Though PiS is enjoying a seven-point lead on the KO alliance, uncertain post-election coalition options mean the outcome of the election is anything but certain. All morning Polish opposition supporters, many waving “PiSexit” signs, flooded into the vast expanse around Warsaw’s communist-era central station and palace of culture.
“Let no one among the ruling team have any illusions: change for the better is inevitable,” said Mr Tusk, a one-term prime minister and former president of the European Council, before a crowd waving EU and Polish flags.
“When I see these hundreds of thousands of smiling faces, I feel that this breakthrough moment is coming in the history of our homeland.”
The KO alliance has promised voters more progressive politics, an end to an eight-year standoff with Brussels over judicial reforms and an end to violent political rhetoric and the polarisation of Poland into warring camps.
Just how wide the gulf has grown was clear even with Sunday’s estimates of rally attendance. They ranged from “approximately one million” by Warsaw’s city hall, governed by the PO, to a much lower estimate of 100,000 attendees by the public media outlets, now under strong government control.
PiS held its own rally on Sunday in the southern city of Katowice, attended by 11,000 people. With an eye on Warsaw, Ms Elzbieta Witek, a PiS member and speaker of parliament, denounced the “systematic evil we see and hear at opposition demonstrations”.

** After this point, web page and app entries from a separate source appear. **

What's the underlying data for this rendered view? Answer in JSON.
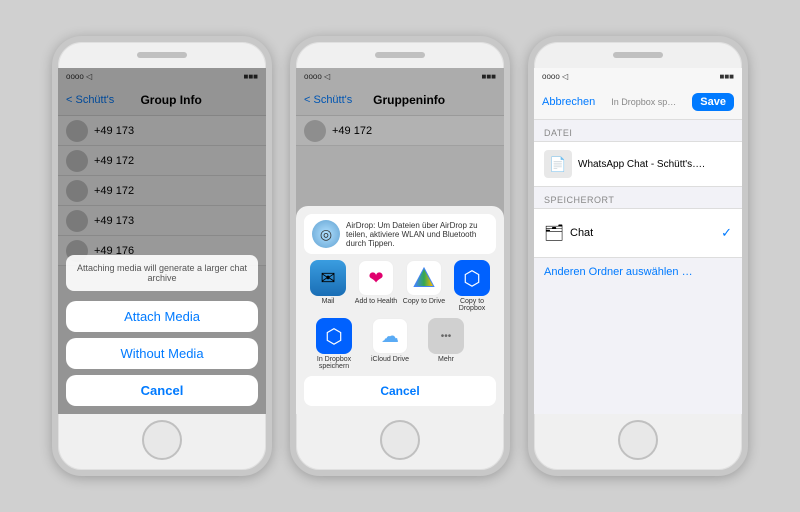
{
  "phone1": {
    "statusbar": {
      "carrier": "oooo ◁",
      "wifi": "WiFi",
      "battery": "■■■"
    },
    "nav": {
      "back_label": "< Schütt's",
      "title": "Group Info"
    },
    "contacts": [
      {
        "name": "+49 173"
      },
      {
        "name": "+49 172"
      },
      {
        "name": "+49 172"
      },
      {
        "name": "+49 173"
      },
      {
        "name": "+49 176"
      }
    ],
    "dialog": {
      "message": "Attaching media will generate a larger chat archive",
      "attach_label": "Attach Media",
      "without_label": "Without Media",
      "cancel_label": "Cancel"
    }
  },
  "phone2": {
    "statusbar": {
      "carrier": "oooo ◁",
      "wifi": "WiFi"
    },
    "nav": {
      "back_label": "< Schütt's",
      "title": "Gruppeninfo"
    },
    "contacts": [
      {
        "name": "+49 172"
      }
    ],
    "airdrop": {
      "icon": "◎",
      "text": "AirDrop: Um Dateien über AirDrop zu teilen, aktiviere WLAN und Bluetooth durch Tippen."
    },
    "apps_row1": [
      {
        "icon": "✉",
        "class": "mail",
        "label": "Mail"
      },
      {
        "icon": "❤",
        "class": "health",
        "label": "Add to Health"
      },
      {
        "icon": "▲",
        "class": "drive",
        "label": "Copy to Drive"
      },
      {
        "icon": "⬡",
        "class": "dropbox",
        "label": "Copy to Dropbox"
      }
    ],
    "apps_row2": [
      {
        "icon": "⬡",
        "class": "dropbox2",
        "label": "In Dropbox speichern"
      },
      {
        "icon": "☁",
        "class": "icloud",
        "label": "iCloud Drive"
      },
      {
        "icon": "•••",
        "class": "mehr",
        "label": "Mehr"
      }
    ],
    "cancel_label": "Cancel"
  },
  "phone3": {
    "statusbar": {
      "carrier": "oooo ◁",
      "wifi": "WiFi"
    },
    "nav": {
      "cancel_label": "Abbrechen",
      "title": "In Dropbox sp…",
      "save_label": "Save"
    },
    "section_file": "DATEI",
    "file_name": "WhatsApp Chat - Schütt's….",
    "section_location": "SPEICHERORT",
    "location_item": {
      "name": "Chat"
    },
    "other_label": "Anderen Ordner auswählen …"
  }
}
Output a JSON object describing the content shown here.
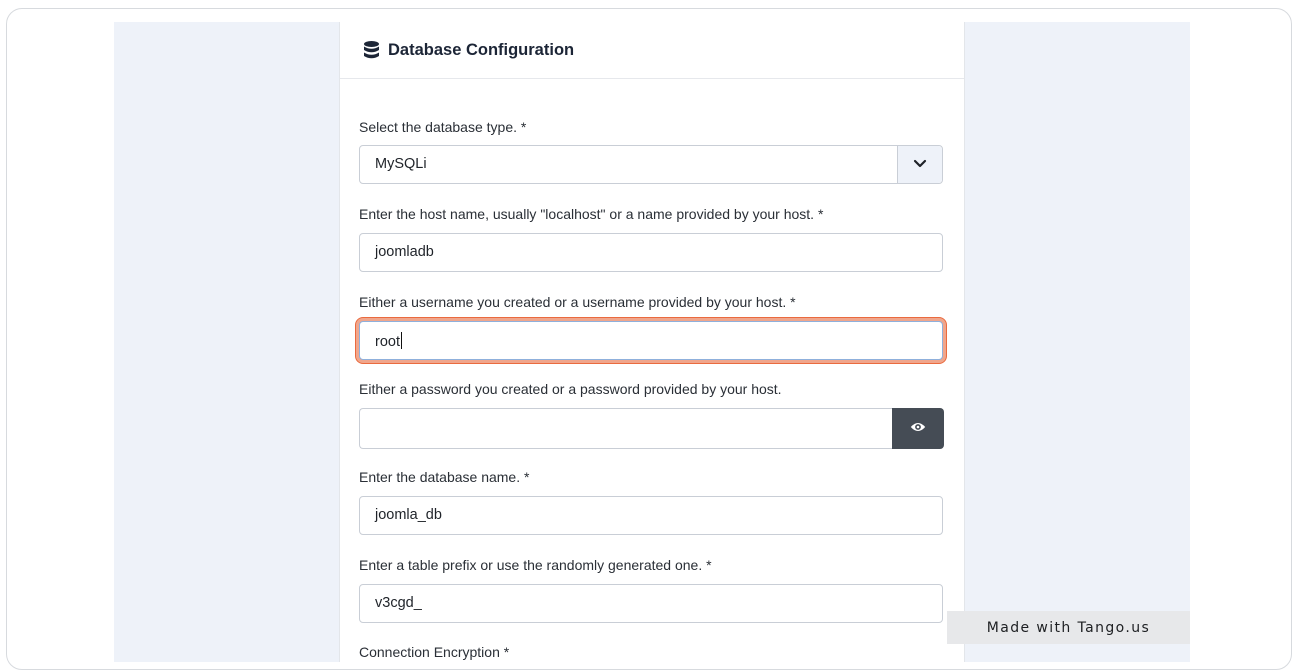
{
  "header": {
    "title": "Database Configuration",
    "icon": "database-icon"
  },
  "fields": {
    "db_type": {
      "label": "Select the database type. *",
      "value": "MySQLi"
    },
    "host": {
      "label": "Enter the host name, usually \"localhost\" or a name provided by your host. *",
      "value": "joomladb"
    },
    "username": {
      "label": "Either a username you created or a username provided by your host. *",
      "value": "root"
    },
    "password": {
      "label": "Either a password you created or a password provided by your host.",
      "value": ""
    },
    "db_name": {
      "label": "Enter the database name. *",
      "value": "joomla_db"
    },
    "prefix": {
      "label": "Enter a table prefix or use the randomly generated one. *",
      "value": "v3cgd_"
    },
    "encryption": {
      "label": "Connection Encryption *"
    }
  },
  "badge": {
    "text": "Made with Tango.us"
  },
  "colors": {
    "focus_ring": "#ea6a3e",
    "page_background": "#eef2f9",
    "eye_button": "#454c55"
  }
}
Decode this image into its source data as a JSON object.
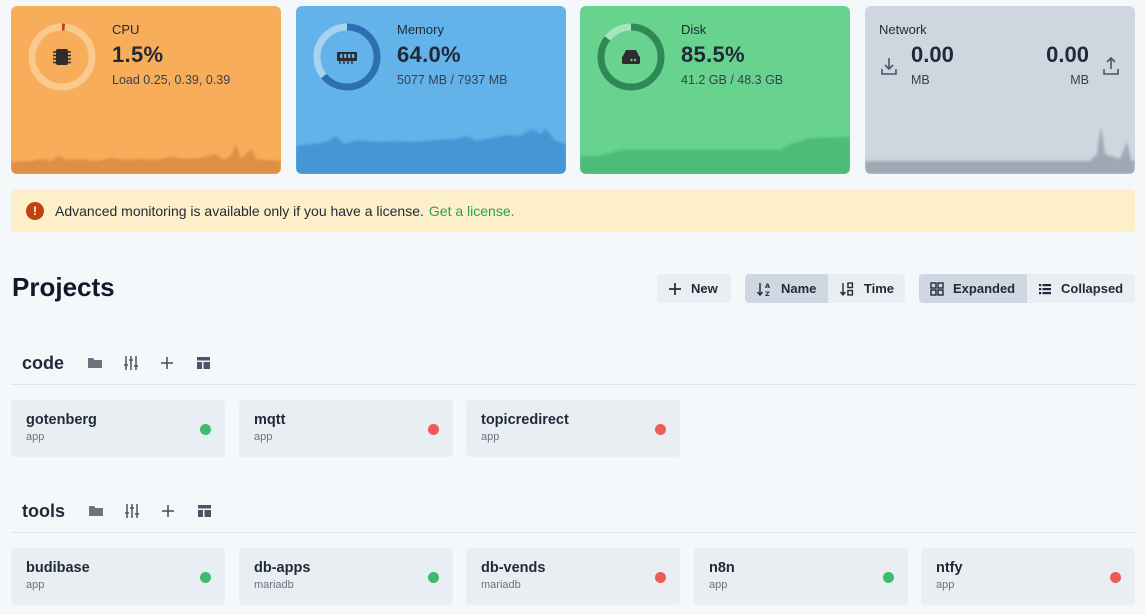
{
  "stats": {
    "cpu": {
      "label": "CPU",
      "value": "1.5%",
      "sub": "Load 0.25, 0.39, 0.39",
      "percent": 1.5,
      "icon": "cpu-chip-icon"
    },
    "memory": {
      "label": "Memory",
      "value": "64.0%",
      "sub": "5077 MB / 7937 MB",
      "percent": 64.0,
      "icon": "memory-icon"
    },
    "disk": {
      "label": "Disk",
      "value": "85.5%",
      "sub": "41.2 GB / 48.3 GB",
      "percent": 85.5,
      "icon": "hard-drive-icon"
    },
    "network": {
      "label": "Network",
      "download_value": "0.00",
      "download_unit": "MB",
      "upload_value": "0.00",
      "upload_unit": "MB"
    }
  },
  "banner": {
    "message": "Advanced monitoring is available only if you have a license.",
    "link": "Get a license."
  },
  "projects": {
    "title": "Projects",
    "new_label": "New",
    "sort": {
      "name_label": "Name",
      "time_label": "Time",
      "active": "Name"
    },
    "view": {
      "expanded_label": "Expanded",
      "collapsed_label": "Collapsed",
      "active": "Expanded"
    }
  },
  "groups": [
    {
      "name": "code",
      "items": [
        {
          "name": "gotenberg",
          "type": "app",
          "status": "running"
        },
        {
          "name": "mqtt",
          "type": "app",
          "status": "stopped"
        },
        {
          "name": "topicredirect",
          "type": "app",
          "status": "stopped"
        }
      ]
    },
    {
      "name": "tools",
      "items": [
        {
          "name": "budibase",
          "type": "app",
          "status": "running"
        },
        {
          "name": "db-apps",
          "type": "mariadb",
          "status": "running"
        },
        {
          "name": "db-vends",
          "type": "mariadb",
          "status": "stopped"
        },
        {
          "name": "n8n",
          "type": "app",
          "status": "running"
        },
        {
          "name": "ntfy",
          "type": "app",
          "status": "stopped"
        }
      ]
    }
  ],
  "colors": {
    "cpu_card": "#f8ad5b",
    "memory_card": "#63b3ea",
    "disk_card": "#68d28f",
    "network_card": "#ced7e0",
    "running": "#3fbb6e",
    "stopped": "#ee5b5b",
    "link": "#22a35a"
  }
}
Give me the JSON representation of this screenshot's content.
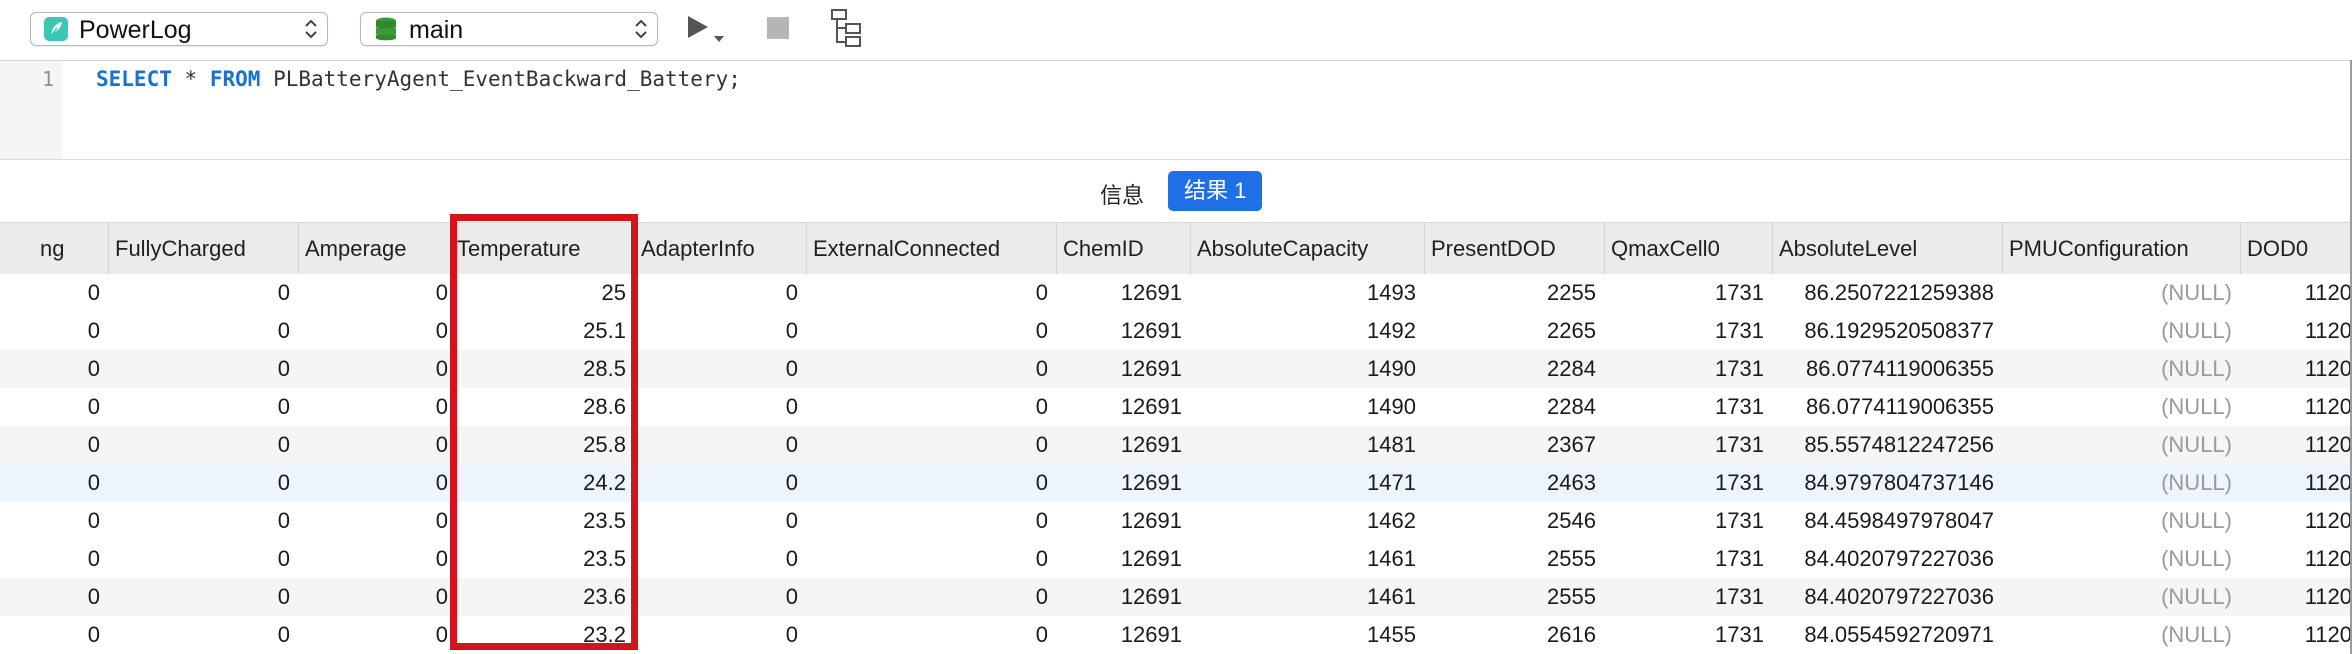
{
  "toolbar": {
    "database_label": "PowerLog",
    "schema_label": "main"
  },
  "editor": {
    "line_number": "1",
    "sql_keyword_select": "SELECT",
    "sql_star": "*",
    "sql_keyword_from": "FROM",
    "sql_table": "PLBatteryAgent_EventBackward_Battery;"
  },
  "result_tabs": {
    "info_label": "信息",
    "result_label": "结果 1"
  },
  "grid": {
    "columns": [
      "ng",
      "FullyCharged",
      "Amperage",
      "Temperature",
      "AdapterInfo",
      "ExternalConnected",
      "ChemID",
      "AbsoluteCapacity",
      "PresentDOD",
      "QmaxCell0",
      "AbsoluteLevel",
      "PMUConfiguration",
      "DOD0"
    ],
    "rows": [
      [
        "0",
        "0",
        "0",
        "25",
        "0",
        "0",
        "12691",
        "1493",
        "2255",
        "1731",
        "86.2507221259388",
        "(NULL)",
        "1120"
      ],
      [
        "0",
        "0",
        "0",
        "25.1",
        "0",
        "0",
        "12691",
        "1492",
        "2265",
        "1731",
        "86.1929520508377",
        "(NULL)",
        "1120"
      ],
      [
        "0",
        "0",
        "0",
        "28.5",
        "0",
        "0",
        "12691",
        "1490",
        "2284",
        "1731",
        "86.0774119006355",
        "(NULL)",
        "1120"
      ],
      [
        "0",
        "0",
        "0",
        "28.6",
        "0",
        "0",
        "12691",
        "1490",
        "2284",
        "1731",
        "86.0774119006355",
        "(NULL)",
        "1120"
      ],
      [
        "0",
        "0",
        "0",
        "25.8",
        "0",
        "0",
        "12691",
        "1481",
        "2367",
        "1731",
        "85.5574812247256",
        "(NULL)",
        "1120"
      ],
      [
        "0",
        "0",
        "0",
        "24.2",
        "0",
        "0",
        "12691",
        "1471",
        "2463",
        "1731",
        "84.9797804737146",
        "(NULL)",
        "1120"
      ],
      [
        "0",
        "0",
        "0",
        "23.5",
        "0",
        "0",
        "12691",
        "1462",
        "2546",
        "1731",
        "84.4598497978047",
        "(NULL)",
        "1120"
      ],
      [
        "0",
        "0",
        "0",
        "23.5",
        "0",
        "0",
        "12691",
        "1461",
        "2555",
        "1731",
        "84.4020797227036",
        "(NULL)",
        "1120"
      ],
      [
        "0",
        "0",
        "0",
        "23.6",
        "0",
        "0",
        "12691",
        "1461",
        "2555",
        "1731",
        "84.4020797227036",
        "(NULL)",
        "1120"
      ],
      [
        "0",
        "0",
        "0",
        "23.2",
        "0",
        "0",
        "12691",
        "1455",
        "2616",
        "1731",
        "84.0554592720971",
        "(NULL)",
        "1120"
      ]
    ]
  },
  "colors": {
    "accent": "#1f6fe8",
    "highlight": "#d2141c",
    "row_alt": "#f5f5f5",
    "row_selected": "#eef4fb"
  }
}
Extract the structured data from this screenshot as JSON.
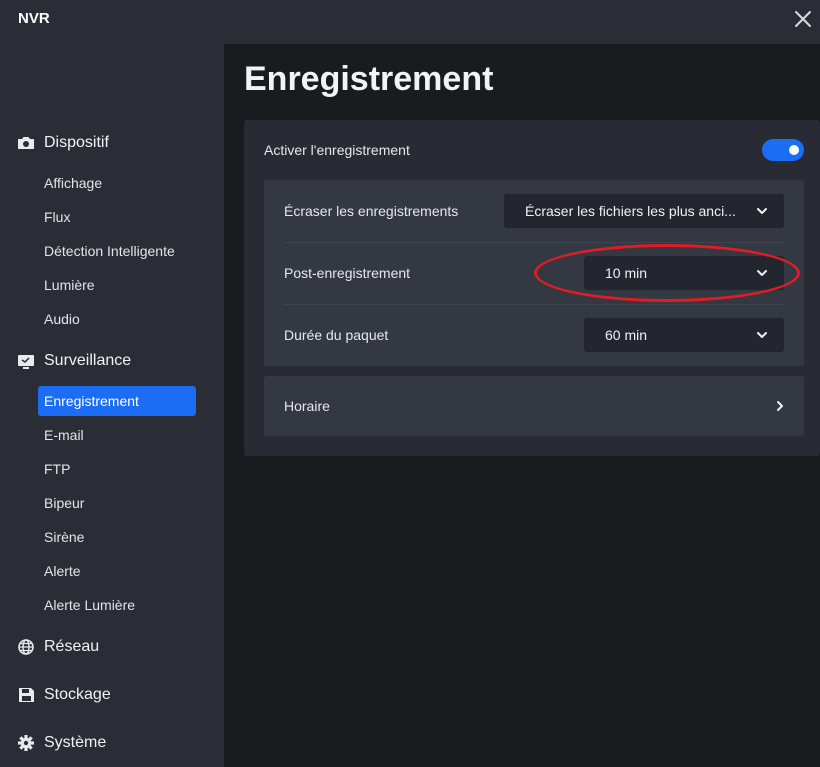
{
  "app": {
    "title": "NVR"
  },
  "page": {
    "title": "Enregistrement"
  },
  "sidebar": {
    "sections": [
      {
        "label": "Dispositif",
        "icon": "camera-icon",
        "items": [
          "Affichage",
          "Flux",
          "Détection Intelligente",
          "Lumière",
          "Audio"
        ]
      },
      {
        "label": "Surveillance",
        "icon": "monitor-icon",
        "items": [
          "Enregistrement",
          "E-mail",
          "FTP",
          "Bipeur",
          "Sirène",
          "Alerte",
          "Alerte Lumière"
        ]
      },
      {
        "label": "Réseau",
        "icon": "globe-icon",
        "items": []
      },
      {
        "label": "Stockage",
        "icon": "floppy-disk-icon",
        "items": []
      },
      {
        "label": "Système",
        "icon": "gear-icon",
        "items": []
      }
    ],
    "active_item": "Enregistrement"
  },
  "settings": {
    "enable_recording": {
      "label": "Activer l'enregistrement",
      "on": true
    },
    "overwrite": {
      "label": "Écraser les enregistrements",
      "value": "Écraser les fichiers les plus anci..."
    },
    "post_record": {
      "label": "Post-enregistrement",
      "value": "10 min"
    },
    "pack_duration": {
      "label": "Durée du paquet",
      "value": "60 min"
    },
    "schedule": {
      "label": "Horaire"
    }
  },
  "colors": {
    "accent": "#1b6ef3",
    "annotation": "#e01c24",
    "sidebar_bg": "#2a2d35",
    "content_bg": "#1a1b1f"
  }
}
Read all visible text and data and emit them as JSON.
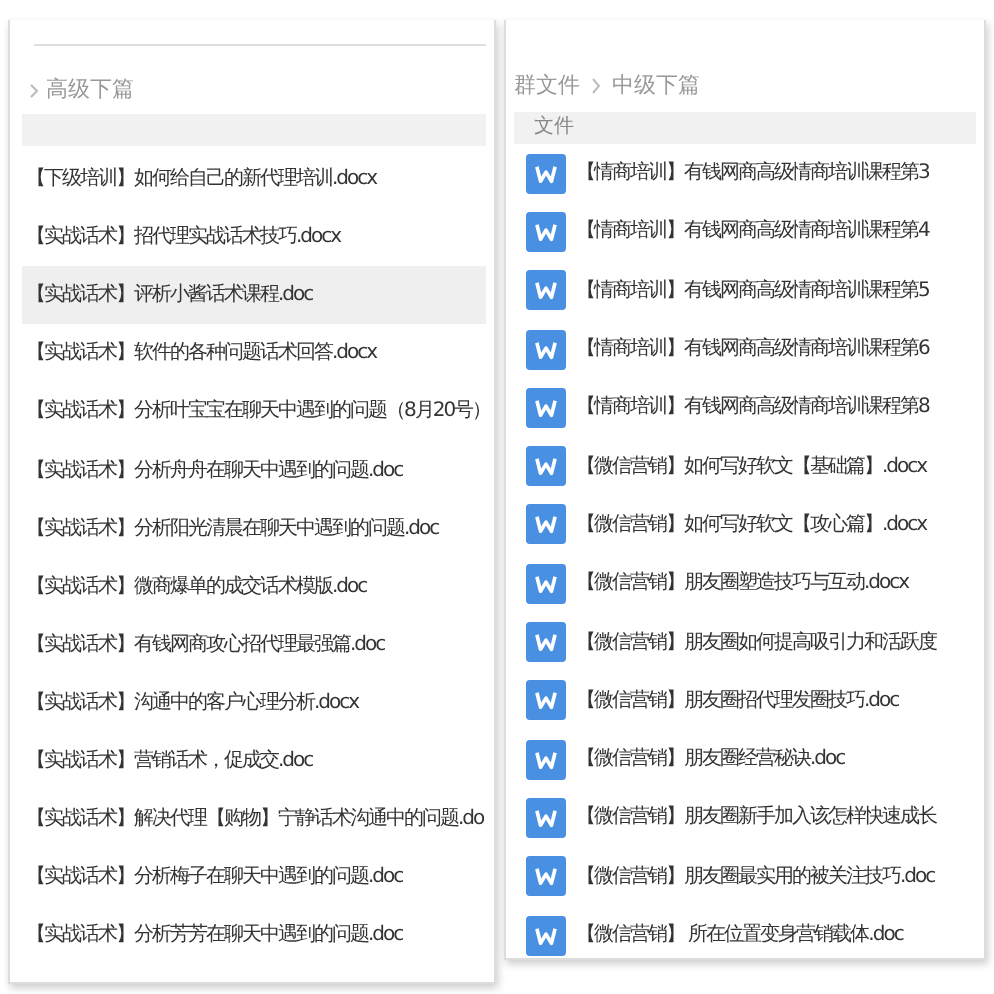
{
  "left_panel": {
    "title": "高级下篇",
    "items": [
      {
        "name": "【下级培训】如何给自己的新代理培训.docx",
        "selected": false
      },
      {
        "name": "【实战话术】招代理实战话术技巧.docx",
        "selected": false
      },
      {
        "name": "【实战话术】评析小酱话术课程.doc",
        "selected": true
      },
      {
        "name": "【实战话术】软件的各种问题话术回答.docx",
        "selected": false
      },
      {
        "name": "【实战话术】分析叶宝宝在聊天中遇到的问题（8月20号）",
        "selected": false
      },
      {
        "name": "【实战话术】分析舟舟在聊天中遇到的问题.doc",
        "selected": false
      },
      {
        "name": "【实战话术】分析阳光清晨在聊天中遇到的问题.doc",
        "selected": false
      },
      {
        "name": "【实战话术】微商爆单的成交话术模版.doc",
        "selected": false
      },
      {
        "name": "【实战话术】有钱网商攻心招代理最强篇.doc",
        "selected": false
      },
      {
        "name": "【实战话术】沟通中的客户心理分析.docx",
        "selected": false
      },
      {
        "name": "【实战话术】营销话术，促成交.doc",
        "selected": false
      },
      {
        "name": "【实战话术】解决代理【购物】宁静话术沟通中的问题.do",
        "selected": false
      },
      {
        "name": "【实战话术】分析梅子在聊天中遇到的问题.doc",
        "selected": false
      },
      {
        "name": "【实战话术】分析芳芳在聊天中遇到的问题.doc",
        "selected": false
      }
    ]
  },
  "right_panel": {
    "breadcrumb": [
      "群文件",
      "中级下篇"
    ],
    "column_header": "文件",
    "files": [
      "【情商培训】有钱网商高级情商培训课程第3",
      "【情商培训】有钱网商高级情商培训课程第4",
      "【情商培训】有钱网商高级情商培训课程第5",
      "【情商培训】有钱网商高级情商培训课程第6",
      "【情商培训】有钱网商高级情商培训课程第8",
      "【微信营销】如何写好软文【基础篇】.docx",
      "【微信营销】如何写好软文【攻心篇】.docx",
      "【微信营销】朋友圈塑造技巧与互动.docx",
      "【微信营销】朋友圈如何提高吸引力和活跃度",
      "【微信营销】朋友圈招代理发圈技巧.doc",
      "【微信营销】朋友圈经营秘诀.doc",
      "【微信营销】朋友圈新手加入该怎样快速成长",
      "【微信营销】朋友圈最实用的被关注技巧.doc",
      "【微信营销】 所在位置变身营销载体.doc"
    ]
  }
}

As well as attacking the “evil” opposition, the PiS campaign promises focus on keeping migrants out, boosting welfare payments for families and pensioners. These reforms, often announced just before elections, have made the party popular with working class voters and Poland’s three million families with children.
If re-elected on October 15th, PiS has promised a 60 per cent increase in the monthly children’s allowance to 800 zlotys (€173) per child. After eight years in power, however, PiS is increasingly on the defensive.
Many women voters are furious at an effective abortion ban and terrified by cases of doctors allowing pregnant women die rather than intervene and risk prosecution. Another growing controversy surrounds claims that huge numbers of Schengen-area visas were sold worldwide by Polish consular officials or licensed agencies.
Two weeks to polling day, PiS MPs and voters dismiss all criticism of their party chairman, Jaroslaw Kaczynski. After presiding over an unstable second-term coalition, however, the PiS leader knows finding a third term majority will be a challenge.
Speaking in Katowice on Sunday, Mr Kaczynski ran through familiar warnings. He said the “Tusk system” would, if returned to power, push German and Russian interests over Polish interests.
”They intend to eliminate democracy and any traces of the rule of law,” he said – criticisms often levelled at Mr Kaczynski himself.
Since taking office in 2015, critics in Poland and across Europe say PiS has undermined the rule of law through political appointees and irregular appointments to public media and key courts.
The government dismisses these criticisms but, under pressure from the EU, agreed to roll back controversial appointments procedures and a disciplinary body for judges.
Ongoing disagreements with Brussels on democratic standards means PiS has yet to secure Poland’s €35.4 billion share of Covid-era emergency funding for infrastructure and digital spending.
A third PiS term may hinge on wooing parliamentary support from the populist, far-right Confederation, which launched its campaign last week in Katowice under the slogan, “we can do anything”.
Confederation’s promises of lower taxes, light-touch state regulation and a robust nationalist pushback against the EU and Ukraine have seen it double support to 15 per cent.
The party is particularly popular among younger voters frustrated by a political system they view as stymied by a two-decade Tusk-Kaczynski grudge match.
While political analysts suggest a Confederation alliance with PiS could undermine Poland’s membership of the EU and Nato, far-right leaders are playing their cards close to their chest.
”With this election,” said Mr Krzysztof Bosak, party co-leader, “we are going overturn the table where all the politicians are seated.”